Also contending with difficulties during the year was TreeHouse Foods, Inc. TreeHouse shares slid 6% in 2016 after falling 8% in 2015. For much of the year, TreeHouse’s stock price appeared poised for a strong year. As late as July, the company’s shares were trading above $104 per share, up more than 20% from the 2015 close. The company’s share price slid in August as it became clear the private brands business acquired from Conagra Brands would not contribute to profitability as quickly as hoped. In November, the company’s president, Christopher D. Sliva, announced his resignation three months after his promotion. TreeHouse said it was reorganizing its operating companies into a single, customer-facing approach and realigning sales teams to a product category basis.
Shares of The Hain Celestial Group, Inc., Lake Success, N.Y., were down 3% in 2016, after dropping 31% in 2015. Like TreeHouse, Hain was in the midst of a share price recovery for most of 2016. The company’s stock price peaked at $56.99, up 41%, before falling abruptly. The company delayed release of its fourth-quarter and full-year financial results. Separately, the company stated it does not expect to achieve its previously announced guidance for
A startling performance in 2016 was posted by a newcomer to the Grain-Based Foods Share Index — AdvancePierre Food Holdings, Inc. AdvancePierre shares were first listed in July 2016 and rose in value by 25% in less than six months of trading. Based in Cincinnati, AdvancePierre is a producer and distributor of ready-to-eat sandwiches, sandwich components and other products.

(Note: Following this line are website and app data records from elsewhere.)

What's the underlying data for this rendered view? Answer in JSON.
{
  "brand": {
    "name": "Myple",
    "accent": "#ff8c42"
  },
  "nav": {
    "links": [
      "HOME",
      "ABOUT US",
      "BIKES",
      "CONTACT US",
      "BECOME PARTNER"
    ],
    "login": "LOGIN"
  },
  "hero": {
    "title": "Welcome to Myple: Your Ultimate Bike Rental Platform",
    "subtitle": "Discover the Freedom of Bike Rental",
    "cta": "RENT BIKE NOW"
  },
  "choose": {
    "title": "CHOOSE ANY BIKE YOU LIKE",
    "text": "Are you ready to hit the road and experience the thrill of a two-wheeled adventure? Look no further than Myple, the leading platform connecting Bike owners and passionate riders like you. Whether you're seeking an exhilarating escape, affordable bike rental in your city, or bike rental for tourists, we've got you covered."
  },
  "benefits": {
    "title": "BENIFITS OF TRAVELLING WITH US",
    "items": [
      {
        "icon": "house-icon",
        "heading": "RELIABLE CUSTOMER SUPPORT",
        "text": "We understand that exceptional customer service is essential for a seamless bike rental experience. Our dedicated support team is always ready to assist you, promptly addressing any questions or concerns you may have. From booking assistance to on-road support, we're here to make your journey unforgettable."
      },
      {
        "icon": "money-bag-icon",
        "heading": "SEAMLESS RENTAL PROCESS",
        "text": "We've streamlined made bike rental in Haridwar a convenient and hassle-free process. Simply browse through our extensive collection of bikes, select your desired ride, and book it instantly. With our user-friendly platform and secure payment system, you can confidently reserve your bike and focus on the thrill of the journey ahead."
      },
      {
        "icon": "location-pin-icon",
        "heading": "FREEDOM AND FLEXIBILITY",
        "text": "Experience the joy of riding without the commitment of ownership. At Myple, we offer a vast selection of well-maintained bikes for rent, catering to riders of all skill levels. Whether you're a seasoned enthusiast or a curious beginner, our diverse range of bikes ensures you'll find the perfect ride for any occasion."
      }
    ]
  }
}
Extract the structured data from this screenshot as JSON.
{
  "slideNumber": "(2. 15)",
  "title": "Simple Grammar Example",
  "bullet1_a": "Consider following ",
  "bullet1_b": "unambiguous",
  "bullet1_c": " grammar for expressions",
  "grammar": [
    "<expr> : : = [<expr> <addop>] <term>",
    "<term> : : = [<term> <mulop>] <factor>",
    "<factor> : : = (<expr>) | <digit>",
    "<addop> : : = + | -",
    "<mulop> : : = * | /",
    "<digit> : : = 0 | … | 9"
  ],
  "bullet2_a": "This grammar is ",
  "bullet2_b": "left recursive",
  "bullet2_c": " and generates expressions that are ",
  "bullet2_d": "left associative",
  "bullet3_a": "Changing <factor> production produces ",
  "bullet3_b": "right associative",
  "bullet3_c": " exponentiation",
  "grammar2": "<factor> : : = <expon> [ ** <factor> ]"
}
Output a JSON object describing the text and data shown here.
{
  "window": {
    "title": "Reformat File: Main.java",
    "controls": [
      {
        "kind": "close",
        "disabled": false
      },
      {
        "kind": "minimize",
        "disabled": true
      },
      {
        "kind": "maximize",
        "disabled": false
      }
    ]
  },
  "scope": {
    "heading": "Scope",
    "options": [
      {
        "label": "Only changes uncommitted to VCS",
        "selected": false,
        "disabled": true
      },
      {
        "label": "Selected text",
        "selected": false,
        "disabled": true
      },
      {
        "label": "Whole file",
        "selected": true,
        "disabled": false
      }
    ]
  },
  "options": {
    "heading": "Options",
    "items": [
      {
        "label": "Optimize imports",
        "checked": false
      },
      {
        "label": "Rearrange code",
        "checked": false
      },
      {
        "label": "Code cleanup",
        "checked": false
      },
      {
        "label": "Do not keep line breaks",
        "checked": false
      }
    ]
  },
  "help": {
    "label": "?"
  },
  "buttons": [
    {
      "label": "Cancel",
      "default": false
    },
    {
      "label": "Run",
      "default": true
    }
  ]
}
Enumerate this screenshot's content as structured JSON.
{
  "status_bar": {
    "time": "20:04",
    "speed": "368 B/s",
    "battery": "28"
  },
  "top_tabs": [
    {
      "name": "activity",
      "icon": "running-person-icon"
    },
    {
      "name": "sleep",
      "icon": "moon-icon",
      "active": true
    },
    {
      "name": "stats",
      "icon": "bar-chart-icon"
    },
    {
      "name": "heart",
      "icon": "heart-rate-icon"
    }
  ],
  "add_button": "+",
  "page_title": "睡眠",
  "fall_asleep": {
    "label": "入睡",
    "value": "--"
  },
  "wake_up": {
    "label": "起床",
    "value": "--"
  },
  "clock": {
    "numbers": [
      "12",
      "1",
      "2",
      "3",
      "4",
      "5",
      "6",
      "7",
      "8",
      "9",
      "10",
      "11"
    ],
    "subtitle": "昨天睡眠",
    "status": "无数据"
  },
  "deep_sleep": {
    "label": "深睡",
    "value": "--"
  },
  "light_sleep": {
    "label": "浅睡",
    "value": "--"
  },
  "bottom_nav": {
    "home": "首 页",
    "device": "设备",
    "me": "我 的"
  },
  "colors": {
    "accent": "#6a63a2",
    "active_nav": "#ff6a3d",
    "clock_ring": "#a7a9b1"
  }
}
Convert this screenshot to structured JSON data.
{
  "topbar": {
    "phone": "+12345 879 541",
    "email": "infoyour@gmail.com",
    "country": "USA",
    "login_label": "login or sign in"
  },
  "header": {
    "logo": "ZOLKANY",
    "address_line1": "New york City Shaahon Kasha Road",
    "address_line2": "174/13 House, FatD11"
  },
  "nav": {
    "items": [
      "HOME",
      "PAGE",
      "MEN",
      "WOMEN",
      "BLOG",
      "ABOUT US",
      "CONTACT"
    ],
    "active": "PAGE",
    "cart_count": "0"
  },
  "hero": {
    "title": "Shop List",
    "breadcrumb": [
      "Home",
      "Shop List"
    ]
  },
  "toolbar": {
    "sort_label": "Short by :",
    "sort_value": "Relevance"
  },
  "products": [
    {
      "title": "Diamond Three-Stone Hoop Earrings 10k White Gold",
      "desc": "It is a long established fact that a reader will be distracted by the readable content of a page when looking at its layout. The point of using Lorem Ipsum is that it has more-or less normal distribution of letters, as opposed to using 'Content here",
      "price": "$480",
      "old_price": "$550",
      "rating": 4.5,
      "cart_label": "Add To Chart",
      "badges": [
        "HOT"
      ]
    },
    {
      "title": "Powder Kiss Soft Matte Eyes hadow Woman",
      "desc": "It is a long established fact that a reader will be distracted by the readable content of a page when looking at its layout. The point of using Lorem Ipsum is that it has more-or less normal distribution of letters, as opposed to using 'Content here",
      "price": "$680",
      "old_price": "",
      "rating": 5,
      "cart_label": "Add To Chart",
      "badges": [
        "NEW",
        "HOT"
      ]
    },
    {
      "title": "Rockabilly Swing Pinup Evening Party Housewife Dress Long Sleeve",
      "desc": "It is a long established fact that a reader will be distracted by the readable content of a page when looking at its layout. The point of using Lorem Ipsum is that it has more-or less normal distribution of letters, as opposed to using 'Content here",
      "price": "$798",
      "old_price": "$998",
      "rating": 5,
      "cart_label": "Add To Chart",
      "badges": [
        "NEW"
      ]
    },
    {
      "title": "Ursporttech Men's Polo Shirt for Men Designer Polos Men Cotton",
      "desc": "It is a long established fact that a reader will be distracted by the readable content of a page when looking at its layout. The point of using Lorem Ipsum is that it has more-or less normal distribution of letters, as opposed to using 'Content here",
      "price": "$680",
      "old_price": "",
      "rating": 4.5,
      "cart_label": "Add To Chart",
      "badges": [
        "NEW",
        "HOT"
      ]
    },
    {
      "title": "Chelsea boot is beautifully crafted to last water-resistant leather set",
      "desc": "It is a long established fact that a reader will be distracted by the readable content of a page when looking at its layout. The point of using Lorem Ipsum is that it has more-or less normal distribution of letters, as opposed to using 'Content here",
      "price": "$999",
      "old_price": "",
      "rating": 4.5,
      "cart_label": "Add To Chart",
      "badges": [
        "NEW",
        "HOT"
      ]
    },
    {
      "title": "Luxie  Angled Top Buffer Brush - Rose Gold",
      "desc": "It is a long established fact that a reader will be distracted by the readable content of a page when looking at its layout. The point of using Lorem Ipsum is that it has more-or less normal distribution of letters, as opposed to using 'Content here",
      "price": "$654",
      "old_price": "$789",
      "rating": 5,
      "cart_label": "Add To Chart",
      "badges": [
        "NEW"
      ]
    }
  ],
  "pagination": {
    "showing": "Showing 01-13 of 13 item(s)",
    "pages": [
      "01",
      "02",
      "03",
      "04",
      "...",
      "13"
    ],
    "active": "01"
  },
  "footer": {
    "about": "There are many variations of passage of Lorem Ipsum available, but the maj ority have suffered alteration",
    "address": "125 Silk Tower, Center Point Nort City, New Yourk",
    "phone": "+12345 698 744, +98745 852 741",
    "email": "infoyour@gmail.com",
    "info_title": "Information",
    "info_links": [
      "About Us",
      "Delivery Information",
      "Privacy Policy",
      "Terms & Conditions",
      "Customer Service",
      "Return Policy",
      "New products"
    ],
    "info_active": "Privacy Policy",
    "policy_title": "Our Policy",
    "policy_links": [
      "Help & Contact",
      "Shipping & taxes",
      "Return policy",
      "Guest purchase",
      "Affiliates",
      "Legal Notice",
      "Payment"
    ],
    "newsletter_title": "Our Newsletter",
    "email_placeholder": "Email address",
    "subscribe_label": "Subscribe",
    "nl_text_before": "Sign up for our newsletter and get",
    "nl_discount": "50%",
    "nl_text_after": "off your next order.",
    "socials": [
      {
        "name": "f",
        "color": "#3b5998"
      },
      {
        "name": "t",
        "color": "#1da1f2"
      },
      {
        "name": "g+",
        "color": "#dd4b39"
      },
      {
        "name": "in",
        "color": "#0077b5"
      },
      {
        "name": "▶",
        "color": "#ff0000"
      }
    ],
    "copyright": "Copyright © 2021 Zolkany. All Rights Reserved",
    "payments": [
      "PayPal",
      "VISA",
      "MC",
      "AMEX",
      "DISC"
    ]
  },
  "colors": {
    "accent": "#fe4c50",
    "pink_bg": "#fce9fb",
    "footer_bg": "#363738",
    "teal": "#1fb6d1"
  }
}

On July 14 the company raised $219 million in an initial public offering in which a total of 21,390,000 shares were sold at $21 per share, for a total offering value of $449 million (including 10,300,000 shares sold by existing shareholders). In December, the company raised its quarterly dividend by 14% to 16c per share from 14%. In early January, the company’s effective dividend yield was about 2.3%.
Columbus, Ohio-based Lancaster Colony Corp., also new to the index, posted a gain of 22% in 2016 compared with a like gain of 23% in 2015 and 6% in 2014. Lancaster Colony is a food products company with a growing presence in grain-based foods. In addition to its Marzetti dressings and dips, the company has a number of baking businesses, including Sister Schubert’s rolls and biscuits, New York Bakery frozen toast and bread and Flatout flatbread. During 2016, the company announced plans to acquire Angelic Bakehouse, Inc., a Cudahy, Wis.-based maker of sprouted baked foods. In April, the company announced David A. Ciesinski has been named president and chief operating officer. Mr. Ciesinski most recently was president of the meals solutions division at Kraft Foods Group, Inc.
Shares of Hostess Brands, Inc., Kansas City, rose 7% after the company’s November listing on the Nasdaq stock market. The listing followed the acquisition of Hostess by Gores Group L.L.C.
Shares of Grupo Bimbo S.A.B. de C.V., Mexico City, rose 3% in 2016, following a gain of 12% in 2015. George Weston Ltd., Toronto, ended 2016 with a 6% gain, versus an 8% advance in 2015.